-- Exercise directions --
When you repeat the entries below, please keep them exact and leave out the pictures.

-- Information shown --
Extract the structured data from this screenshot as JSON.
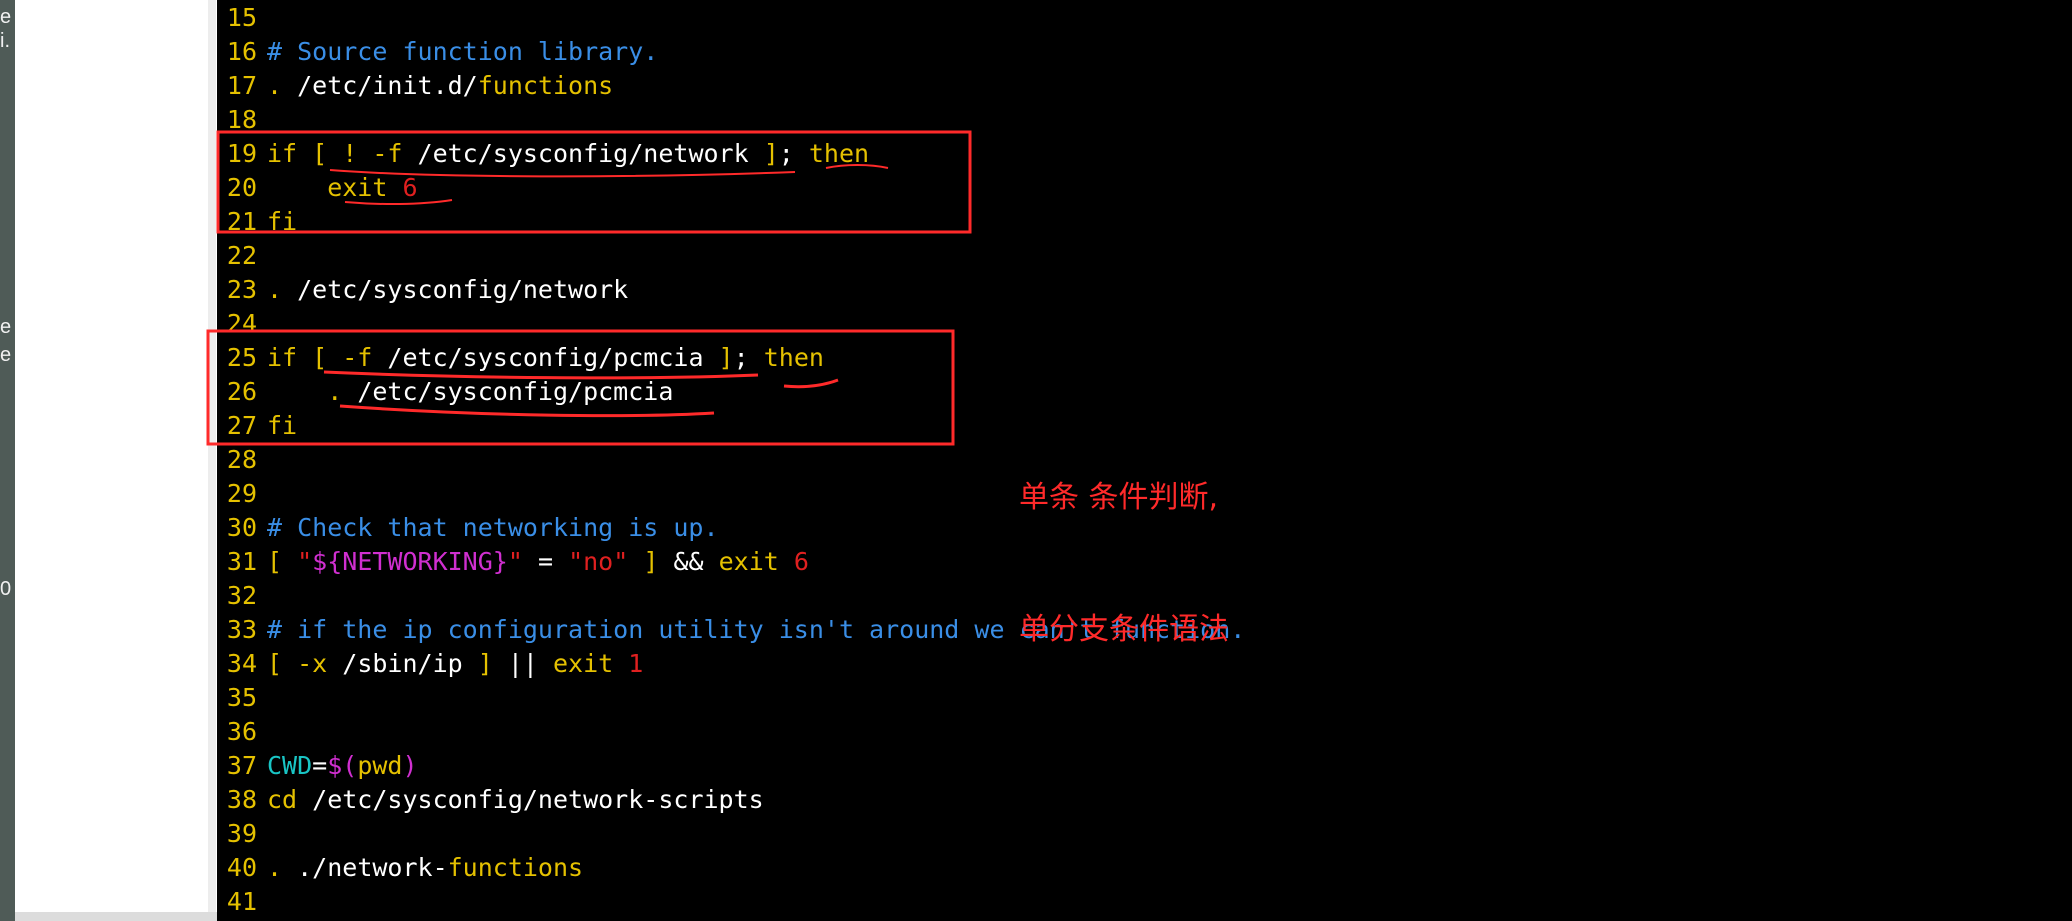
{
  "left_fragments": [
    {
      "text": "e"
    },
    {
      "text": "i."
    },
    {
      "text": "e"
    },
    {
      "text": "e"
    },
    {
      "text": "0"
    }
  ],
  "lines": [
    {
      "num": "15",
      "segs": []
    },
    {
      "num": "16",
      "segs": [
        {
          "t": "# Source function library.",
          "c": "c-blue"
        }
      ]
    },
    {
      "num": "17",
      "segs": [
        {
          "t": ". ",
          "c": "c-yellow"
        },
        {
          "t": "/etc/init.d/",
          "c": "c-white"
        },
        {
          "t": "functions",
          "c": "c-yellow"
        }
      ]
    },
    {
      "num": "18",
      "segs": []
    },
    {
      "num": "19",
      "segs": [
        {
          "t": "if ",
          "c": "c-yellow"
        },
        {
          "t": "[ ! -f ",
          "c": "c-yellow"
        },
        {
          "t": "/etc/sysconfig/network",
          "c": "c-white"
        },
        {
          "t": " ]",
          "c": "c-yellow"
        },
        {
          "t": "; ",
          "c": "c-white"
        },
        {
          "t": "then",
          "c": "c-yellow"
        }
      ]
    },
    {
      "num": "20",
      "segs": [
        {
          "t": "    exit ",
          "c": "c-yellow"
        },
        {
          "t": "6",
          "c": "c-red"
        }
      ]
    },
    {
      "num": "21",
      "segs": [
        {
          "t": "fi",
          "c": "c-yellow"
        }
      ]
    },
    {
      "num": "22",
      "segs": []
    },
    {
      "num": "23",
      "segs": [
        {
          "t": ". ",
          "c": "c-yellow"
        },
        {
          "t": "/etc/sysconfig/network",
          "c": "c-white"
        }
      ]
    },
    {
      "num": "24",
      "segs": []
    },
    {
      "num": "25",
      "segs": [
        {
          "t": "if ",
          "c": "c-yellow"
        },
        {
          "t": "[ -f ",
          "c": "c-yellow"
        },
        {
          "t": "/etc/sysconfig/pcmcia",
          "c": "c-white"
        },
        {
          "t": " ]",
          "c": "c-yellow"
        },
        {
          "t": "; ",
          "c": "c-white"
        },
        {
          "t": "then",
          "c": "c-yellow"
        }
      ]
    },
    {
      "num": "26",
      "segs": [
        {
          "t": "    . ",
          "c": "c-yellow"
        },
        {
          "t": "/etc/sysconfig/pcmcia",
          "c": "c-white"
        }
      ]
    },
    {
      "num": "27",
      "segs": [
        {
          "t": "fi",
          "c": "c-yellow"
        }
      ]
    },
    {
      "num": "28",
      "segs": []
    },
    {
      "num": "29",
      "segs": []
    },
    {
      "num": "30",
      "segs": [
        {
          "t": "# Check that networking is up.",
          "c": "c-blue"
        }
      ]
    },
    {
      "num": "31",
      "segs": [
        {
          "t": "[ ",
          "c": "c-yellow"
        },
        {
          "t": "\"",
          "c": "c-red"
        },
        {
          "t": "${NETWORKING}",
          "c": "c-magenta"
        },
        {
          "t": "\"",
          "c": "c-red"
        },
        {
          "t": " = ",
          "c": "c-white"
        },
        {
          "t": "\"no\"",
          "c": "c-red"
        },
        {
          "t": " ] ",
          "c": "c-yellow"
        },
        {
          "t": "&& ",
          "c": "c-white"
        },
        {
          "t": "exit ",
          "c": "c-yellow"
        },
        {
          "t": "6",
          "c": "c-red"
        }
      ]
    },
    {
      "num": "32",
      "segs": []
    },
    {
      "num": "33",
      "segs": [
        {
          "t": "# if the ip configuration utility isn't around we can't function.",
          "c": "c-blue"
        }
      ]
    },
    {
      "num": "34",
      "segs": [
        {
          "t": "[ -x ",
          "c": "c-yellow"
        },
        {
          "t": "/sbin/ip",
          "c": "c-white"
        },
        {
          "t": " ] ",
          "c": "c-yellow"
        },
        {
          "t": "|| ",
          "c": "c-white"
        },
        {
          "t": "exit ",
          "c": "c-yellow"
        },
        {
          "t": "1",
          "c": "c-red"
        }
      ]
    },
    {
      "num": "35",
      "segs": []
    },
    {
      "num": "36",
      "segs": []
    },
    {
      "num": "37",
      "segs": [
        {
          "t": "CWD",
          "c": "c-cyan"
        },
        {
          "t": "=",
          "c": "c-white"
        },
        {
          "t": "$(",
          "c": "c-magenta"
        },
        {
          "t": "pwd",
          "c": "c-yellow"
        },
        {
          "t": ")",
          "c": "c-magenta"
        }
      ]
    },
    {
      "num": "38",
      "segs": [
        {
          "t": "cd ",
          "c": "c-yellow"
        },
        {
          "t": "/etc/sysconfig/network-scripts",
          "c": "c-white"
        }
      ]
    },
    {
      "num": "39",
      "segs": []
    },
    {
      "num": "40",
      "segs": [
        {
          "t": ". ",
          "c": "c-yellow"
        },
        {
          "t": "./network-",
          "c": "c-white"
        },
        {
          "t": "functions",
          "c": "c-yellow"
        }
      ]
    },
    {
      "num": "41",
      "segs": []
    }
  ],
  "annotation": {
    "line1": "单条 条件判断,",
    "line2": "单分支条件语法",
    "color": "#ff2a2a"
  },
  "colors": {
    "terminal_bg": "#000000",
    "keyword": "#e5c100",
    "comment": "#3a8ee6",
    "number": "#e02020",
    "variable": "#d02fd0",
    "cyan": "#19c5c5",
    "annotation": "#ff2a2a"
  }
}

-- Output below --
Extract the structured data from this screenshot as JSON.
{
  "left_fragments": [
    {
      "text": "e"
    },
    {
      "text": "i."
    },
    {
      "text": "e"
    },
    {
      "text": "e"
    },
    {
      "text": "0"
    }
  ],
  "lines": [
    {
      "num": "15",
      "segs": []
    },
    {
      "num": "16",
      "segs": [
        {
          "t": "# Source function library.",
          "c": "c-blue"
        }
      ]
    },
    {
      "num": "17",
      "segs": [
        {
          "t": ". ",
          "c": "c-yellow"
        },
        {
          "t": "/etc/init.d/",
          "c": "c-white"
        },
        {
          "t": "functions",
          "c": "c-yellow"
        }
      ]
    },
    {
      "num": "18",
      "segs": []
    },
    {
      "num": "19",
      "segs": [
        {
          "t": "if ",
          "c": "c-yellow"
        },
        {
          "t": "[ ! -f ",
          "c": "c-yellow"
        },
        {
          "t": "/etc/sysconfig/network",
          "c": "c-white"
        },
        {
          "t": " ]",
          "c": "c-yellow"
        },
        {
          "t": "; ",
          "c": "c-white"
        },
        {
          "t": "then",
          "c": "c-yellow"
        }
      ]
    },
    {
      "num": "20",
      "segs": [
        {
          "t": "    exit ",
          "c": "c-yellow"
        },
        {
          "t": "6",
          "c": "c-red"
        }
      ]
    },
    {
      "num": "21",
      "segs": [
        {
          "t": "fi",
          "c": "c-yellow"
        }
      ]
    },
    {
      "num": "22",
      "segs": []
    },
    {
      "num": "23",
      "segs": [
        {
          "t": ". ",
          "c": "c-yellow"
        },
        {
          "t": "/etc/sysconfig/network",
          "c": "c-white"
        }
      ]
    },
    {
      "num": "24",
      "segs": []
    },
    {
      "num": "25",
      "segs": [
        {
          "t": "if ",
          "c": "c-yellow"
        },
        {
          "t": "[ -f ",
          "c": "c-yellow"
        },
        {
          "t": "/etc/sysconfig/pcmcia",
          "c": "c-white"
        },
        {
          "t": " ]",
          "c": "c-yellow"
        },
        {
          "t": "; ",
          "c": "c-white"
        },
        {
          "t": "then",
          "c": "c-yellow"
        }
      ]
    },
    {
      "num": "26",
      "segs": [
        {
          "t": "    . ",
          "c": "c-yellow"
        },
        {
          "t": "/etc/sysconfig/pcmcia",
          "c": "c-white"
        }
      ]
    },
    {
      "num": "27",
      "segs": [
        {
          "t": "fi",
          "c": "c-yellow"
        }
      ]
    },
    {
      "num": "28",
      "segs": []
    },
    {
      "num": "29",
      "segs": []
    },
    {
      "num": "30",
      "segs": [
        {
          "t": "# Check that networking is up.",
          "c": "c-blue"
        }
      ]
    },
    {
      "num": "31",
      "segs": [
        {
          "t": "[ ",
          "c": "c-yellow"
        },
        {
          "t": "\"",
          "c": "c-red"
        },
        {
          "t": "${NETWORKING}",
          "c": "c-magenta"
        },
        {
          "t": "\"",
          "c": "c-red"
        },
        {
          "t": " = ",
          "c": "c-white"
        },
        {
          "t": "\"no\"",
          "c": "c-red"
        },
        {
          "t": " ] ",
          "c": "c-yellow"
        },
        {
          "t": "&& ",
          "c": "c-white"
        },
        {
          "t": "exit ",
          "c": "c-yellow"
        },
        {
          "t": "6",
          "c": "c-red"
        }
      ]
    },
    {
      "num": "32",
      "segs": []
    },
    {
      "num": "33",
      "segs": [
        {
          "t": "# if the ip configuration utility isn't around we can't function.",
          "c": "c-blue"
        }
      ]
    },
    {
      "num": "34",
      "segs": [
        {
          "t": "[ -x ",
          "c": "c-yellow"
        },
        {
          "t": "/sbin/ip",
          "c": "c-white"
        },
        {
          "t": " ] ",
          "c": "c-yellow"
        },
        {
          "t": "|| ",
          "c": "c-white"
        },
        {
          "t": "exit ",
          "c": "c-yellow"
        },
        {
          "t": "1",
          "c": "c-red"
        }
      ]
    },
    {
      "num": "35",
      "segs": []
    },
    {
      "num": "36",
      "segs": []
    },
    {
      "num": "37",
      "segs": [
        {
          "t": "CWD",
          "c": "c-cyan"
        },
        {
          "t": "=",
          "c": "c-white"
        },
        {
          "t": "$(",
          "c": "c-magenta"
        },
        {
          "t": "pwd",
          "c": "c-yellow"
        },
        {
          "t": ")",
          "c": "c-magenta"
        }
      ]
    },
    {
      "num": "38",
      "segs": [
        {
          "t": "cd ",
          "c": "c-yellow"
        },
        {
          "t": "/etc/sysconfig/network-scripts",
          "c": "c-white"
        }
      ]
    },
    {
      "num": "39",
      "segs": []
    },
    {
      "num": "40",
      "segs": [
        {
          "t": ". ",
          "c": "c-yellow"
        },
        {
          "t": "./network-",
          "c": "c-white"
        },
        {
          "t": "functions",
          "c": "c-yellow"
        }
      ]
    },
    {
      "num": "41",
      "segs": []
    }
  ],
  "annotation": {
    "line1": "单条 条件判断,",
    "line2": "单分支条件语法",
    "color": "#ff2a2a"
  },
  "colors": {
    "terminal_bg": "#000000",
    "keyword": "#e5c100",
    "comment": "#3a8ee6",
    "number": "#e02020",
    "variable": "#d02fd0",
    "cyan": "#19c5c5",
    "annotation": "#ff2a2a"
  }
}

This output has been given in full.